*** Records supplied Section Begins ***

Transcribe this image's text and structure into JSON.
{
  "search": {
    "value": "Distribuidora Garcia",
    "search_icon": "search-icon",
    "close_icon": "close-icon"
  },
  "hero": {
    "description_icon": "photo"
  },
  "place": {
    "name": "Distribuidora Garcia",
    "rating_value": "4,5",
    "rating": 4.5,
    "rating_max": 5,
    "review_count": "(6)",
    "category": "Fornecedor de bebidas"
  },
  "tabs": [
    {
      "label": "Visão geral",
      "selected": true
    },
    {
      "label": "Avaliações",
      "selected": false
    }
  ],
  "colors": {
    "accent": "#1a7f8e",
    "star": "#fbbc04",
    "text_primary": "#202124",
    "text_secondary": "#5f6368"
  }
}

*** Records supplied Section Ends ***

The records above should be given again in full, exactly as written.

Exercise answer —
Transcribe this image's text and structure into JSON.
{
  "search": {
    "value": "Distribuidora Garcia",
    "search_icon": "search-icon",
    "close_icon": "close-icon"
  },
  "hero": {
    "description_icon": "photo"
  },
  "place": {
    "name": "Distribuidora Garcia",
    "rating_value": "4,5",
    "rating": 4.5,
    "rating_max": 5,
    "review_count": "(6)",
    "category": "Fornecedor de bebidas"
  },
  "tabs": [
    {
      "label": "Visão geral",
      "selected": true
    },
    {
      "label": "Avaliações",
      "selected": false
    }
  ],
  "colors": {
    "accent": "#1a7f8e",
    "star": "#fbbc04",
    "text_primary": "#202124",
    "text_secondary": "#5f6368"
  }
}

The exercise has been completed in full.